Biden Administration Will Lend $1.5B to Restart Michigan Nuclear Power Plant, A First in the US

(AP) -- The federal government will provide a $1.5 billion loan to restart a nuclear power plant in southwestern Michigan, officials announced Wednesday.

Holtec International acquired the 800-megawatt Palisades plant in 2022 with plans to dismantle it. But now the emphasis is on restarting it by late 2025, following support from the state of Michigan and the Biden administration.

Gov. Gretchen Whitmer said it would be the first nuclear power plant to be reopened in the U.S. It still faces hurdles, including inspections, testing and the blessing of the U.S. Nuclear Regulatory Commission, known as the NRC.

"Nuclear power is our single largest source of carbon-free electricity, directly supporting 100,000 jobs across the country and hundreds of thousands more indirectly," said Energy Secretary Jennifer Granholm, a former Michigan governor.

The Palisades plant is along Lake Michigan, a two-hour drive from Chicago. A Michigan utility, CMS Energy, owned it from 1971 until the plant was sold to Louisiana-based utility Entergy in 2007. It was shut down in 2022.

Holtec said it has long-term commitments so far from two electric cooperatives to buy power from the plant.

"The repowering of Palisades will restore safe, around-the-clock generation to hundreds of thousands of households, businesses and manufacturers," said Kris Singh, Holtec president and chief executive.

Critics, however, have emerged. A coalition opposed to restarting what it derisively calls a "zombie reactor" has requested a hearing at the NRC.

Holtec spokesman Patrick O'Brien said it will take four to five months to finalize the financial deal with the government.

"It is a loan we have to pay back," he said.

Nuclear energy is in the spotlight.
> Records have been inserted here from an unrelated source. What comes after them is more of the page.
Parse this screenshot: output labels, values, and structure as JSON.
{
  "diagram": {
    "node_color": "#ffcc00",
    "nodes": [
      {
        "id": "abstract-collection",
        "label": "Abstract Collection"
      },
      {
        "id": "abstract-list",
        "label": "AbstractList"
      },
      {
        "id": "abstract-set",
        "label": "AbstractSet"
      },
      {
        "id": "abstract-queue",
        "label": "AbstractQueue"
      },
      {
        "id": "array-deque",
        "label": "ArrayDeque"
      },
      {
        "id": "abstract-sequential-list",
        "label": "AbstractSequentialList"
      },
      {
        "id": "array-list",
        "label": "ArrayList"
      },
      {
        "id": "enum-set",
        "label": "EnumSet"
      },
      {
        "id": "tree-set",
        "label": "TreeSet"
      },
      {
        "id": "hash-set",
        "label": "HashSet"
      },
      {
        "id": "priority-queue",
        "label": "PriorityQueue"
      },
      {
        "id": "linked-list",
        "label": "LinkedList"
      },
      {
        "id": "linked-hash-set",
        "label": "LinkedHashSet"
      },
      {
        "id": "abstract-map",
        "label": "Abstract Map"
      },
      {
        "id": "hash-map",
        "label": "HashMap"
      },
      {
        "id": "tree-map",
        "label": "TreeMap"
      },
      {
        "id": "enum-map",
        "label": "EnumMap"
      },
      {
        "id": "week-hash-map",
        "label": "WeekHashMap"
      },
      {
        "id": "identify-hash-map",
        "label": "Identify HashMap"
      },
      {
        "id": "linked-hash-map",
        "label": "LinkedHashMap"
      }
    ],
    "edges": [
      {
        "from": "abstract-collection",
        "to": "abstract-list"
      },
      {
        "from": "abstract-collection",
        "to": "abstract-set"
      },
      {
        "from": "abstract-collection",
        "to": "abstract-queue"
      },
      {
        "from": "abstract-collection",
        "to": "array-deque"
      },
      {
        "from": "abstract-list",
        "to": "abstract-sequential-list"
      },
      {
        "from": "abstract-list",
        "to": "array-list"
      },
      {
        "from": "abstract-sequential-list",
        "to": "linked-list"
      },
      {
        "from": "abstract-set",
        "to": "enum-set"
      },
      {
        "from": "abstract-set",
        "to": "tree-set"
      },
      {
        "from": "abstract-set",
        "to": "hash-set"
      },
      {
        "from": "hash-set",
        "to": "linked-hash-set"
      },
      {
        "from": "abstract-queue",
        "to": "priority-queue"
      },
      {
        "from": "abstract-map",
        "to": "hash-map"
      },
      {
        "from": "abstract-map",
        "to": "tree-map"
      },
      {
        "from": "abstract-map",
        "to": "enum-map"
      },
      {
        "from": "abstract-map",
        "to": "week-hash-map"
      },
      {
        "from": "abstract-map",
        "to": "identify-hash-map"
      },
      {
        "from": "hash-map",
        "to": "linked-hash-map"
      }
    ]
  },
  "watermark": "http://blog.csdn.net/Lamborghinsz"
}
Thirty-four countries, including the U.S., last week pledged to use it to reduce reliance on fossil fuels. In California, regulators in December said the Diablo Canyon plant could operate through 2030 instead of 2025 to guard against blackouts as the state shifts toward renewable power sources. Owner Pacific Gas & Electric said federal aid helped it repay a state loan.

"There is more enthusiasm toward nuclear power -- in Congress, in the industry and also internationally," said Najmedin Meshkati, an engineering professor at the University of Southern California who has inspected nuclear plants around the world.

But restarting a plant, he said, is not easy.

"It puts the onus and burden on the Nuclear Regulatory Commission and Holtec to double down on efforts to make sure this plant is safe enough and all the safety measures are intact," Meshkati said of Palisades.